Water as a source of survival in Aburoc

Published on Wednesday 6 December 2017

Since its independence in 2011, South Sudan has suffered crisis after crisis, whether political, economic or health-related. The violent internal conflict since 2013 has caused millions of people to move. Some are crammed into camps, others flee to neighbouring countries. Ethnic minorities such as the Shilluk are not spared. Some communities have moved 3 or 4 times, leaving everything behind. The 7,500 people settled in Aburoc have enough drinking water, until the fast approaching dry season.



Some are crammed into camps, improvised, overcrowded, unhealthy. Others flee to neighbouring countries: Ethiopia, Uganda, the Democratic Republic of the Congo or Sudan.

Ethnic minorities such as the Shilluk are not immune to civil war and increased pressure from the government. Some communities have moved 3 or 4 times, leaving everything behind.

  • 12.44 million inhabitants
  • 191th out of 191 countries on the Human Development Index
  • 388,560 people helped

For the past 10 years, SOLIDARITÉS INTERNATIONAL has been supplying drinking water to these populations living in the north of the country, in the city of Malakal and its IDP camp, or in the neighbouring city of Wau Shilluk.

All this time, SOLIDARITÉS INTERNATIONAL has been following these people, supporting them with life-saving water, sanitation and hygiene.
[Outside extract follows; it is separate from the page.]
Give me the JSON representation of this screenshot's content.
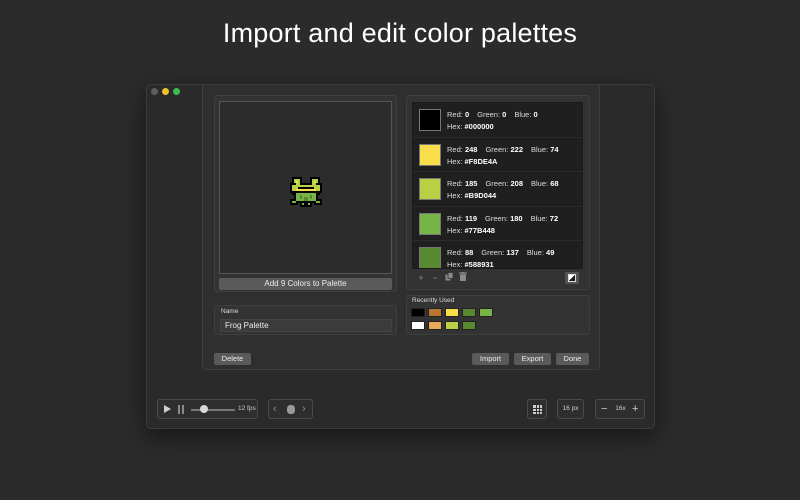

Mainul Islam, SOLIDARITÉS INTERNATIONAL Head of South Sudan Mission


The village of Aburoc, one of the final stages before crossing the Sudanese border, welcomed up to 30,000 people at the peak of the crisis. The people had to share their already limited resources with these newcomers.

The people who came here are like our guests. It is our duty to greet them and share. If the same thing had happened to me, I would have wanted to be welcomed
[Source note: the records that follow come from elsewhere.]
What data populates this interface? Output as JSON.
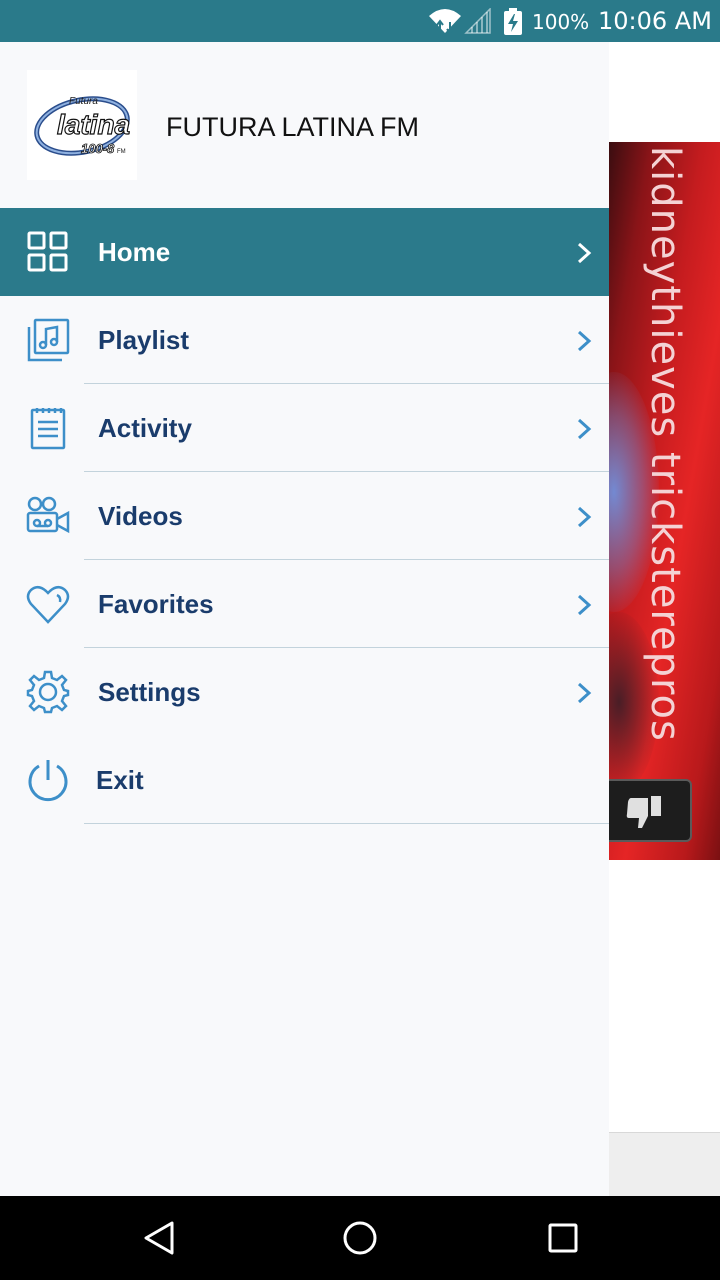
{
  "status_bar": {
    "battery_percent": "100%",
    "time": "10:06 AM",
    "icons": [
      "wifi-icon",
      "cell-signal-icon",
      "battery-charging-icon"
    ],
    "background_color": "#2a7a8a"
  },
  "drawer": {
    "app_title": "FUTURA LATINA FM",
    "logo": {
      "line1": "Futura",
      "line2": "latina",
      "line3": "100-8",
      "line3_suffix": "FM"
    },
    "accent_color": "#2b7a8b",
    "label_color": "#1a3c6c",
    "items": [
      {
        "label": "Home",
        "icon": "grid-icon",
        "active": true,
        "has_chevron": true
      },
      {
        "label": "Playlist",
        "icon": "music-note-icon",
        "active": false,
        "has_chevron": true
      },
      {
        "label": "Activity",
        "icon": "notepad-icon",
        "active": false,
        "has_chevron": true
      },
      {
        "label": "Videos",
        "icon": "video-camera-icon",
        "active": false,
        "has_chevron": true
      },
      {
        "label": "Favorites",
        "icon": "heart-icon",
        "active": false,
        "has_chevron": true
      },
      {
        "label": "Settings",
        "icon": "gear-icon",
        "active": false,
        "has_chevron": true
      },
      {
        "label": "Exit",
        "icon": "power-icon",
        "active": false,
        "has_chevron": false
      }
    ]
  },
  "background_ad": {
    "text": "kidneythieves tricksterepros",
    "dislike_icon": "thumbs-down-icon"
  },
  "nav_bar": {
    "buttons": [
      "back-icon",
      "home-circle-icon",
      "recents-icon"
    ]
  }
}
Nyajure Tipo Deng, from the Aburoc host community


Difficult to access and located on the edge of a swamp, in limited hygiene conditions, Aburoc has experienced a cholera outbreak, affecting nearly 40 people every week. SOLIDARITÉS INTERNATIONAL quickly launched an emergency response in the area, thanks to funding from the European Union.

Following these populations as they moved to Aburoc, our teams immediately helped eliminate cholera in the area.

Today, they continue to provide drinking water to the approximately 7,500 people still present, thanks to the support of donors and the Centre de Crise et de Soutien of the French Ministry of Foreign Affairs.

Such proximity between SOLIDARITÉS INTERNATIONAL, the French Embassy and the Centre de Crise was essential to respond to this problem that could not be left in limbo.

Patrick Buzaud, First Consul, French Embassy in Juba


By treating the surface water pumped from the swamp, SOLIDARITÉS INTERNATIONAL teams are able to supply 10 litres of water per person every day. When IDPs go to the water point, they are also sensitized to good hygiene practices.

Can you hear the sound of the generator? That’s the water being pumped from the swamp. One day it will dry up and we will have to move once again.

Mary Bol, Aburoc IDP


The people of Aburoc now have enough water to meet their vital needs. But the dry season is fast approaching and in the coming months, water will run out. IDPs in Aburoc will certainly have to move once again in search of precious drinking water.

A miracle cannot happen. When there is no water in the environment, there’s nothing we can treat.

Mathieu Guilloteau, SOLIDARITÉS INTERNATIONAL Aburoc Programme Manager


In the villages still populated or on the road with civilians fleeing violence, SOLIDARITÉS INTERNATIONAL teams are determined to work with the most vulnerable people in South Sudan.


These actions were made possible by the European Union, the Centre de Crise et de Soutien, and individual donors’ generosity.

Help us continue supporting the Shilluk